┌─ Raw data

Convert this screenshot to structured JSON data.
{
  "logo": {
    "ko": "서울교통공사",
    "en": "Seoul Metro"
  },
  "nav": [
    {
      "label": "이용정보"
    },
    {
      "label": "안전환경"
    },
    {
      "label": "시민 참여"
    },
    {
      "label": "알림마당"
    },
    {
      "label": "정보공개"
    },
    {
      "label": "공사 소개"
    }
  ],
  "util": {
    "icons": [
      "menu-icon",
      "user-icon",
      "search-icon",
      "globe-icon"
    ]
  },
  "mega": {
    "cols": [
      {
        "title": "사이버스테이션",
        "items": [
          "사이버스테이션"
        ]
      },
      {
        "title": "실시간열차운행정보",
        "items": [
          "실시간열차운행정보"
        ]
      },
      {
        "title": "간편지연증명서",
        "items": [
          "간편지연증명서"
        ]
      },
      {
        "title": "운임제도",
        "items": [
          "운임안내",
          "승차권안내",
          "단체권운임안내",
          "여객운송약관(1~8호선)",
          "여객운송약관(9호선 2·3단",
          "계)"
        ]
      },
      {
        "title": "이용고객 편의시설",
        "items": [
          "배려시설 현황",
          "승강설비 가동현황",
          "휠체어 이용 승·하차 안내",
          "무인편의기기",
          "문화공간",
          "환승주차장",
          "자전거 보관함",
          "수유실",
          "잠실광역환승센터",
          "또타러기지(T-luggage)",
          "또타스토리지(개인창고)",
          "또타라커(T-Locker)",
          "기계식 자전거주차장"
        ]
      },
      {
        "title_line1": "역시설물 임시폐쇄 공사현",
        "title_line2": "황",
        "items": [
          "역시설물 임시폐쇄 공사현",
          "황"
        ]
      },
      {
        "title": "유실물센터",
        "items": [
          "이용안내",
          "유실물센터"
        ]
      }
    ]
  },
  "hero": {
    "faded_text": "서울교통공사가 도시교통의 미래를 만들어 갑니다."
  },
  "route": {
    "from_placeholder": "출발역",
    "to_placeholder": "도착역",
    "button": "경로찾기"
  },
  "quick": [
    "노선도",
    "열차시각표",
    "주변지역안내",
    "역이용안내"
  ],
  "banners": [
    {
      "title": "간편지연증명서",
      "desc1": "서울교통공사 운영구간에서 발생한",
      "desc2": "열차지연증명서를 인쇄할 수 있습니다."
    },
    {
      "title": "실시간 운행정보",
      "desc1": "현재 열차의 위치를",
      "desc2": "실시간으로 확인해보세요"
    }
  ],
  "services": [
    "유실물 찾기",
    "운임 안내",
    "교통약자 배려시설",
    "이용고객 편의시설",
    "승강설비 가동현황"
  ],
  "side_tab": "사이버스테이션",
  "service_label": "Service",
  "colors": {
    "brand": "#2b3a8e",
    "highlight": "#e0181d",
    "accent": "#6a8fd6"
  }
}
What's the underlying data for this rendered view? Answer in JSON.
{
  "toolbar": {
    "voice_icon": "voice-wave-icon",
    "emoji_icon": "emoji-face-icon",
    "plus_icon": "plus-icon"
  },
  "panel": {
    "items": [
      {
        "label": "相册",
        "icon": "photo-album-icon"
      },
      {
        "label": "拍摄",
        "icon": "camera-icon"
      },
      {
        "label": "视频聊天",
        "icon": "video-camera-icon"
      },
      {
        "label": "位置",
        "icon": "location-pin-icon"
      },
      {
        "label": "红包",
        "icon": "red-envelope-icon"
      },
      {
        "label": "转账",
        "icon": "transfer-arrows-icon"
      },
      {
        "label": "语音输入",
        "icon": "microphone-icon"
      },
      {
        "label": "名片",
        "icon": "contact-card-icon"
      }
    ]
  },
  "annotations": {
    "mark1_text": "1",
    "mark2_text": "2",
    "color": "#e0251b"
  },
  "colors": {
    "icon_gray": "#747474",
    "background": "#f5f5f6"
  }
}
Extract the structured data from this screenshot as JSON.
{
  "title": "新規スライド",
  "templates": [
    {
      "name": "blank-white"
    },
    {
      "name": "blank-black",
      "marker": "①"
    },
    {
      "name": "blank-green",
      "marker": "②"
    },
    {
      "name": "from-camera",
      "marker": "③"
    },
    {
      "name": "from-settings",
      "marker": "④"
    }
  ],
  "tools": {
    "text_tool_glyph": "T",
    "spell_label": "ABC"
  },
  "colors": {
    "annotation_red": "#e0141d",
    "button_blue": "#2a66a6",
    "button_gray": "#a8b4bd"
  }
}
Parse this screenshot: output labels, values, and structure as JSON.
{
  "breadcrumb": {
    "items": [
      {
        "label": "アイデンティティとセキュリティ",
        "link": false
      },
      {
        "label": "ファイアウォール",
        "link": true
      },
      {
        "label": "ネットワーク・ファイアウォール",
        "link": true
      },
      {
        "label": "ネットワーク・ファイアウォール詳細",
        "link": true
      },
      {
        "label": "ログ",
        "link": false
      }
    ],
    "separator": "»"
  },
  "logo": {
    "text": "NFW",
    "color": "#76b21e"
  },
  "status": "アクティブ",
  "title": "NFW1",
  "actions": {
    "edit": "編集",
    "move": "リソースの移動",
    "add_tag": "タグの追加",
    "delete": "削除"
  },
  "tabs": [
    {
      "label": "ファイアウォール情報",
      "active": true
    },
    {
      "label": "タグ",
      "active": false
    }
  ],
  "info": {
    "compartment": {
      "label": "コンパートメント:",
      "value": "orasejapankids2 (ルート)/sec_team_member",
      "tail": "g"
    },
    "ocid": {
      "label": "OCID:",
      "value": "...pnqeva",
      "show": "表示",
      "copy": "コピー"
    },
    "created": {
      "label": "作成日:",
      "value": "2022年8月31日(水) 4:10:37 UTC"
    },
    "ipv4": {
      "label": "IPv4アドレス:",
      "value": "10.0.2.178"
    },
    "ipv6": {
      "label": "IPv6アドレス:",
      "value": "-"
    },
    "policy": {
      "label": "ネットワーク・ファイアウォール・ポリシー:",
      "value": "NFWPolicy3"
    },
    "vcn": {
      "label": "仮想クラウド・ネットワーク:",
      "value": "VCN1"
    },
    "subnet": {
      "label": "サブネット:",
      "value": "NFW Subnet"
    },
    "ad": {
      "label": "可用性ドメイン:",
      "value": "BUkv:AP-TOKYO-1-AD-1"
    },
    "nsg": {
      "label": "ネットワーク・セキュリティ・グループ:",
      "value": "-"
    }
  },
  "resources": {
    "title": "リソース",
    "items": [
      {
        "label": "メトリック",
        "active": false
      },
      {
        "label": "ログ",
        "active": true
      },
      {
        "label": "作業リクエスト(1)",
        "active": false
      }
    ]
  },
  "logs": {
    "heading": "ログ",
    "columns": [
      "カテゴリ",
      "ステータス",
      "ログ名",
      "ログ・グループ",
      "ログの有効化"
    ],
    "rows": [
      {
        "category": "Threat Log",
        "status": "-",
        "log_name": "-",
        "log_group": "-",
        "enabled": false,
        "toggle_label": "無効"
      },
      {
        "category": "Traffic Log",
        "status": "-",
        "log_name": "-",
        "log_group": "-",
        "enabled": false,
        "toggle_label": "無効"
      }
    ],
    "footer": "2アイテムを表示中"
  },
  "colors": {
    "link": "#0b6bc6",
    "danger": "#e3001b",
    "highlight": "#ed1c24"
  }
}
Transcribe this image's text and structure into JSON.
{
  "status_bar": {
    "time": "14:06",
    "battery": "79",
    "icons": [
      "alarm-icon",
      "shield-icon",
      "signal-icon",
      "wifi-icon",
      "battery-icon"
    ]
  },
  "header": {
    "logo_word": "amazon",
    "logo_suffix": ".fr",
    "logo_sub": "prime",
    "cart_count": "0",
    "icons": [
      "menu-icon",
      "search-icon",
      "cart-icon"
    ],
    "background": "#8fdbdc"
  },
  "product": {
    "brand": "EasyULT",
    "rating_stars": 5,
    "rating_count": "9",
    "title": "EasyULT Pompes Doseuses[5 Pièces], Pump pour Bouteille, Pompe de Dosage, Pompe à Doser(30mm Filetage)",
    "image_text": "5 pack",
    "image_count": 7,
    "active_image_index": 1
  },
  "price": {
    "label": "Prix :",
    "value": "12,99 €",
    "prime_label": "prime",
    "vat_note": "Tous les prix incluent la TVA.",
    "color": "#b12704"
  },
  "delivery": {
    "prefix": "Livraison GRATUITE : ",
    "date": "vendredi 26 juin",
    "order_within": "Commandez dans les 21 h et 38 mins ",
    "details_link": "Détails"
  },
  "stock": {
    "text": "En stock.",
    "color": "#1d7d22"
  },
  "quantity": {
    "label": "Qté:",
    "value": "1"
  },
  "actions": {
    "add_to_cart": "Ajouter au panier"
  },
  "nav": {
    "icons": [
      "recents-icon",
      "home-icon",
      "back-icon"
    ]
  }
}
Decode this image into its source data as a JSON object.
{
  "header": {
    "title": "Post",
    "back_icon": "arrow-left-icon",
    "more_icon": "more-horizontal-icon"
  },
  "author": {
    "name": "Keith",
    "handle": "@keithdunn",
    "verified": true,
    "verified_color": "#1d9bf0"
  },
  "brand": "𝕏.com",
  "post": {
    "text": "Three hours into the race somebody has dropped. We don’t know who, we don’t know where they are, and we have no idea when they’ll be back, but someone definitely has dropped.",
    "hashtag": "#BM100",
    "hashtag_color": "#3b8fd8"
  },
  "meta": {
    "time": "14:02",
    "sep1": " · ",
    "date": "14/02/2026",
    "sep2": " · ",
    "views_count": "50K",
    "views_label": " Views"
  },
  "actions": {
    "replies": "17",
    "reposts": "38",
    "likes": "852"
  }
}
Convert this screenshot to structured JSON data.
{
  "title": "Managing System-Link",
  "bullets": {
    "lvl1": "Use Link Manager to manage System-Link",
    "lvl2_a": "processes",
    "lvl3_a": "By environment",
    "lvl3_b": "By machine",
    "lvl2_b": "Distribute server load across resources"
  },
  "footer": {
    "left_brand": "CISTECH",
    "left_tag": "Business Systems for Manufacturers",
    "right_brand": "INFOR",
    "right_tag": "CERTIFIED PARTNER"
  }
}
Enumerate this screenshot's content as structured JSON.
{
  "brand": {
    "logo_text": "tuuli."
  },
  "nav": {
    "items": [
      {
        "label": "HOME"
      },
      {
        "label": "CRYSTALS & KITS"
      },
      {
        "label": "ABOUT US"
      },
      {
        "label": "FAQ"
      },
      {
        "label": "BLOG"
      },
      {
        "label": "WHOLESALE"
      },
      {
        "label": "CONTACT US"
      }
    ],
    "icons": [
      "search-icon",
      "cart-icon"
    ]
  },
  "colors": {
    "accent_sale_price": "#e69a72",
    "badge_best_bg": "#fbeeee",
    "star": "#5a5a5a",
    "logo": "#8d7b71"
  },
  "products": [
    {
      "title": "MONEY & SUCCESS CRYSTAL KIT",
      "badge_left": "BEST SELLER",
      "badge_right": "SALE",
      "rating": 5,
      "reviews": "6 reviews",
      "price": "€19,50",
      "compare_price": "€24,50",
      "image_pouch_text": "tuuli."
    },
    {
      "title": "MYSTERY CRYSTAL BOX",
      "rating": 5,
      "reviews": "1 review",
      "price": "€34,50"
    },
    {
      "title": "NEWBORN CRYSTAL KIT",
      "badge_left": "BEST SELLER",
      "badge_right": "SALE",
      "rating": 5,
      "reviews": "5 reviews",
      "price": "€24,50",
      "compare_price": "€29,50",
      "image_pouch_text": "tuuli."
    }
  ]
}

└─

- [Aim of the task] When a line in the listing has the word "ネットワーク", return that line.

- [Exercise result]
        "label": "ネットワーク・ファイアウォール",
        "label": "ネットワーク・ファイアウォール詳細",
      "label": "ネットワーク・ファイアウォール・ポリシー:",
      "label": "仮想クラウド・ネットワーク:",
      "label": "ネットワーク・セキュリティ・グループ:",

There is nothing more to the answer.